Below are articles from various sources about members of MCB and their research.
Surprising research on the role of cytoskeletal integrity in preventing protein misfolding from heat shock by Howard Hughes Investigator, Thomas and Stacey Siebel Distinguished Chair in Stem Cell Biology, and Professor of Genetics, Genomics and Development Andrew Dillin is in the Oct. 17 issue of the journal Science and is the focus of a NewsCenter article. The accumulation of improperly folded proteins has been linked to diseases such as Alzheimer’s, Parkinson’s, and Huntington’s.
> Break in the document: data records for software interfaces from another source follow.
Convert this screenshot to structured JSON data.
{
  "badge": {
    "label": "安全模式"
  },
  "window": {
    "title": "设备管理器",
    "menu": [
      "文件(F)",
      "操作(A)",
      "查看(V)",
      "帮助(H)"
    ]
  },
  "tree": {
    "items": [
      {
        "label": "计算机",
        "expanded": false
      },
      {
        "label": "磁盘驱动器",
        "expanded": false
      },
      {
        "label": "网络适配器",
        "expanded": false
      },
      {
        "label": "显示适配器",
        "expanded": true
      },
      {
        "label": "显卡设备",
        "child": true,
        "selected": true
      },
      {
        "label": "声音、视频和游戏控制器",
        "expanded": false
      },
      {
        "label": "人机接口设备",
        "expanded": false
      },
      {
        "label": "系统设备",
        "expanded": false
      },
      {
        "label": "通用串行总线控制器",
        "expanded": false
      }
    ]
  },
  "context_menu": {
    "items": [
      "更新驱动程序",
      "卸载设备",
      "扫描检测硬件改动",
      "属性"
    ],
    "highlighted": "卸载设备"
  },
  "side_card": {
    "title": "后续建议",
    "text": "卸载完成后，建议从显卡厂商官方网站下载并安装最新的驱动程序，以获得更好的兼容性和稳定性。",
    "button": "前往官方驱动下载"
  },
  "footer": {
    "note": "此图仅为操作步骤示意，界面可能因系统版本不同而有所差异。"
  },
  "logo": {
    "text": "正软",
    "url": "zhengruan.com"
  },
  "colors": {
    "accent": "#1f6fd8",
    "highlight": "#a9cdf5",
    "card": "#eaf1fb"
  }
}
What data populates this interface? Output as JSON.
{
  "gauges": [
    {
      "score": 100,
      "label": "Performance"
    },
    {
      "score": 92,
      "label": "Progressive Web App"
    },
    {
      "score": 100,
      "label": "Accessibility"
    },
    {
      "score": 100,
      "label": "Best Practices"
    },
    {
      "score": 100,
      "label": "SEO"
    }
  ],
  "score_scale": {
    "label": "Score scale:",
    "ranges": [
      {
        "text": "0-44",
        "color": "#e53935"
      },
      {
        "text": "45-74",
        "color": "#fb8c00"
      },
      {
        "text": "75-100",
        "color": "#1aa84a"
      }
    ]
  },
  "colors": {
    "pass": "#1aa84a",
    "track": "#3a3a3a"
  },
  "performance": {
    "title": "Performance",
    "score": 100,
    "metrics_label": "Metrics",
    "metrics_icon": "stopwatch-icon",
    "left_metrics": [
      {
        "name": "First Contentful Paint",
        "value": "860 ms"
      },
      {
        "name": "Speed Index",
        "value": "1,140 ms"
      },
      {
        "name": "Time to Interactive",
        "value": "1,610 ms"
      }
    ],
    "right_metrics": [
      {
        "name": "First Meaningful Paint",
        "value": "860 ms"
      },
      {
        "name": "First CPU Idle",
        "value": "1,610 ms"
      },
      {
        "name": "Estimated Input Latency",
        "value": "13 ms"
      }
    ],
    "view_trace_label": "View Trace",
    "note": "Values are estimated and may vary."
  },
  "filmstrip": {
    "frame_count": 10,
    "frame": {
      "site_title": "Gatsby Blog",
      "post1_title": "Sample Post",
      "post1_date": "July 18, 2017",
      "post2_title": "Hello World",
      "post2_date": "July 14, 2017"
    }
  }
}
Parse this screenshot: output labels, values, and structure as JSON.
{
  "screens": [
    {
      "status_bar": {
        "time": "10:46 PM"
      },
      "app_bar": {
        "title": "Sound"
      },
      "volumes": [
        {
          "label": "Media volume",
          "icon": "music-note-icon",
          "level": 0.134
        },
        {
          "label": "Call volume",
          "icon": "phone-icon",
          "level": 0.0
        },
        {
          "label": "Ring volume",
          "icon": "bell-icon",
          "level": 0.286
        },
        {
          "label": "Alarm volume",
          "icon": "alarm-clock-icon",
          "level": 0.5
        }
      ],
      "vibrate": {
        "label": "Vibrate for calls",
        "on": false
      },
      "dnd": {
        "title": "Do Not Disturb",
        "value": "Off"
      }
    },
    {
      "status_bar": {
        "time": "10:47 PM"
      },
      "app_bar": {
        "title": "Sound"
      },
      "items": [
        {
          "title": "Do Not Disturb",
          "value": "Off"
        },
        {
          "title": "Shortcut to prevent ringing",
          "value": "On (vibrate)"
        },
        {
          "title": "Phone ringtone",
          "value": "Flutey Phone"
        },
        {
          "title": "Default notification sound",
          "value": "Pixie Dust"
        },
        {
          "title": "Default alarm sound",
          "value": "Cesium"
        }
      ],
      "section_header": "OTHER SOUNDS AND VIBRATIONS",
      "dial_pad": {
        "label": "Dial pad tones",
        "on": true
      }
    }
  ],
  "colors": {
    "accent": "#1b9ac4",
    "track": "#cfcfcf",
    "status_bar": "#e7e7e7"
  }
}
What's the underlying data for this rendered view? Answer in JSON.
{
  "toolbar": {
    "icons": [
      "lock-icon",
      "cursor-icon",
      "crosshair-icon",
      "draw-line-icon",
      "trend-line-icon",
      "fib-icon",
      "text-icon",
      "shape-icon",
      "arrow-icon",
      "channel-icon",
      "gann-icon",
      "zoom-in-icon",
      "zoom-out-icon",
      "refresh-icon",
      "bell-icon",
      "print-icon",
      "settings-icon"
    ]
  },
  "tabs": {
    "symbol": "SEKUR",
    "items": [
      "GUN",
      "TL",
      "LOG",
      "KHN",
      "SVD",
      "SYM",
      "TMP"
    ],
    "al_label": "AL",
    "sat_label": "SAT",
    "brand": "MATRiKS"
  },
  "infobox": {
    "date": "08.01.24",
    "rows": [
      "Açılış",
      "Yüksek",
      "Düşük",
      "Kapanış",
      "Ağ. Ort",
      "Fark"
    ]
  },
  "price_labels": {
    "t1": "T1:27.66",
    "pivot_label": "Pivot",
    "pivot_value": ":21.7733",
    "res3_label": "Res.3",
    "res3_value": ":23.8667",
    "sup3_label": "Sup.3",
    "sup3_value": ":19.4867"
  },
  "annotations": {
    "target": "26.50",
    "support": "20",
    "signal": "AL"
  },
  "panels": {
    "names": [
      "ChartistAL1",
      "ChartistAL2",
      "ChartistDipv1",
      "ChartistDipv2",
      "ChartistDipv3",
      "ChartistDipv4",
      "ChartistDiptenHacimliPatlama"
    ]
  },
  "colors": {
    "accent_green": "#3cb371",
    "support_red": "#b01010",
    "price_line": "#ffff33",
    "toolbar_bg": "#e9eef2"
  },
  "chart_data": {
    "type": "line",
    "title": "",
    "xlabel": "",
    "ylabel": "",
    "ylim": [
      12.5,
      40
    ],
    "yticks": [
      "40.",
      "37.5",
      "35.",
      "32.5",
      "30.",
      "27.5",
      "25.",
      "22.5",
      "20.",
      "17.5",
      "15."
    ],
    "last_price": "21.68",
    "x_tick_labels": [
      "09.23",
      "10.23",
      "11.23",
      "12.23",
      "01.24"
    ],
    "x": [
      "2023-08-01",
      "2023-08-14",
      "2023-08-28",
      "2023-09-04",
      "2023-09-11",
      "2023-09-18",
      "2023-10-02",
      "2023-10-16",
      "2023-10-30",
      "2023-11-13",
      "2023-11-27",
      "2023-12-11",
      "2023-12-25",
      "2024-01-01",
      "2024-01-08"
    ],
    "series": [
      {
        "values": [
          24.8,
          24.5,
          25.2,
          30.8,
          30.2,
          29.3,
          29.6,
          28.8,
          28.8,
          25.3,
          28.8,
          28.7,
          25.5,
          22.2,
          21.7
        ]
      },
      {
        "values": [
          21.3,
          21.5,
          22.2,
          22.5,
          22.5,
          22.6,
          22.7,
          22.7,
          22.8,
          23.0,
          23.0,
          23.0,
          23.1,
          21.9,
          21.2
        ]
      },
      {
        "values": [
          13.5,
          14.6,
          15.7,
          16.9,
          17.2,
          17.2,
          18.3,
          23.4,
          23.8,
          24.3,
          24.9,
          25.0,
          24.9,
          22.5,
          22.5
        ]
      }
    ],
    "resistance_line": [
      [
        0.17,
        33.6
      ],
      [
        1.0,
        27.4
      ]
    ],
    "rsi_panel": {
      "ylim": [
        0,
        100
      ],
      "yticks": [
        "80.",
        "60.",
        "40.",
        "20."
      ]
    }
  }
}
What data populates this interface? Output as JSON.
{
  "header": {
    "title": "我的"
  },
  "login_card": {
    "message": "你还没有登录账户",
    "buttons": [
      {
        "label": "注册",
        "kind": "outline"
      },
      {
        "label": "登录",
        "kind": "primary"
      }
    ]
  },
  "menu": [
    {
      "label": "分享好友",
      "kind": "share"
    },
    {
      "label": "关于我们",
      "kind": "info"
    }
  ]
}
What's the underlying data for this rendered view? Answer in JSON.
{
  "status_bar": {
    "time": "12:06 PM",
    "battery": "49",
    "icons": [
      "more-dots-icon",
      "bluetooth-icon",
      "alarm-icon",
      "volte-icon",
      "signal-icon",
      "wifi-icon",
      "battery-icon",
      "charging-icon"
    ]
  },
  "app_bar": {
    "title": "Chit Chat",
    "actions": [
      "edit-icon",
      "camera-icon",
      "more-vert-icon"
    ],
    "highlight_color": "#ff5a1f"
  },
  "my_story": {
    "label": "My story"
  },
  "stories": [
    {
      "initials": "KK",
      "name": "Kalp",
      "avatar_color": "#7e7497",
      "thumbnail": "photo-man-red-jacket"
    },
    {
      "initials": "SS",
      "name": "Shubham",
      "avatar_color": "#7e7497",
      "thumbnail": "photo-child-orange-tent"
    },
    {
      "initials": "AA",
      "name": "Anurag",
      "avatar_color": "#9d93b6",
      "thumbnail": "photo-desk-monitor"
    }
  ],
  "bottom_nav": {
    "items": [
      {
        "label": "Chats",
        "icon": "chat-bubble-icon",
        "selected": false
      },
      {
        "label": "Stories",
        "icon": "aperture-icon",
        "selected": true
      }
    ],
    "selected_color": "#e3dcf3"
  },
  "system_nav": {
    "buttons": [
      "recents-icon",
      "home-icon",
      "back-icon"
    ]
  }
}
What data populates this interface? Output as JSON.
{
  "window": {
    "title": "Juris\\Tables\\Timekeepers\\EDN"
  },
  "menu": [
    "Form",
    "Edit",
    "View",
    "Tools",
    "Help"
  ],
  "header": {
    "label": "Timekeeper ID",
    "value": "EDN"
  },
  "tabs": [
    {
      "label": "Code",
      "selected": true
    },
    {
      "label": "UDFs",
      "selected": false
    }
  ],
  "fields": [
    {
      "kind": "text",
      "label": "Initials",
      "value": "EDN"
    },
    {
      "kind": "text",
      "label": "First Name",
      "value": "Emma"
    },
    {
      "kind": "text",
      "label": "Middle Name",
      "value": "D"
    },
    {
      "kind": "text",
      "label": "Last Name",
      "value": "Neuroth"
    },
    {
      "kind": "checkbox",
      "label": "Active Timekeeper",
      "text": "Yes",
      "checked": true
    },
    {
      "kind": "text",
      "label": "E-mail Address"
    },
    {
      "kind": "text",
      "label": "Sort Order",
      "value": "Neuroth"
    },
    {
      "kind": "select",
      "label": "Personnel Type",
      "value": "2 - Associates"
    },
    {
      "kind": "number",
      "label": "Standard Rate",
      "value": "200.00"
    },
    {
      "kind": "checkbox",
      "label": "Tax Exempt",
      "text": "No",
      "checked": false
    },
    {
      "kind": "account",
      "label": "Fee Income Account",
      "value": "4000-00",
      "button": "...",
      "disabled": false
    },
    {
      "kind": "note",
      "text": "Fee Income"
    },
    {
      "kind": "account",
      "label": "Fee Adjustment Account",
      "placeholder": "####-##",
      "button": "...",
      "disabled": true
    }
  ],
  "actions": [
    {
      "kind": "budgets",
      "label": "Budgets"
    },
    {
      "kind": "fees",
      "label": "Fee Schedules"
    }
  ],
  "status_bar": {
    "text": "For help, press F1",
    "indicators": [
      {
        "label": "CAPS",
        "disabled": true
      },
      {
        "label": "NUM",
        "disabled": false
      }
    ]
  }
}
Howard Hughes Investigator and Thomas and Stacey Siebel Distinguished Chair in Stem Cell Biology and Professor of Genetics, Genomics and Development Andrew Dillin, together with Nobelist Stan Prusiner from UCSF, will lead a new integrated center for research on neurodegenerative diseases. The center will be funded by $3 million from the Glenn Foundation for Medical Research and will pave the way for novel treatments for diseases linked to misfolded proteins and/or prions.
Professor Mary Claire King is the 2014 recipient of the prestigious Lasker~Koshland Award for Special Achievement in Medical Science for her work discovering the BRCA1 breast-cancer gene. King made her discovery while she was a faculty member at UC Berkeley in the School of Public Health and in the Department of Molecular & Cell Biology.
Director of QB3 and Eveland Warren Endowed Chair Professor of Biochemistry, Biophysics and Structural Biology Susan Marqusee has been honored as a fellow in The Biophysical Society.
The Biophysical Society has honored Susan Marqusee as a 2015 Society Fellow for her work as one of the world’s top experimentalists in the field of protein folding, which has had, and continues to have, a significant impact in the field of protein biophysics in general.
While working as a Professor in MCB's Division of Immunology, Dr. Jim Allison developed the immunotherapy drug Yervoy (Ipilimumab), the first drug to improve overall survival for patients with advanced metastatic melanoma, the deadliest form of skin cancer. Yervoy was an informative feature story for the Association of University Technology Managers (AUTM) that describes both the research and the technology transfer process.
Professor of Neurobiology and Director of the Helen Wills Neuroscience Institute Ehud Isacoff has received an NSF Early Concept Grant for Exploratory Research (EAGER) Award to develop a new technology that uses light to tweak the synapses of brain cells to determine how they process information during learning and memory.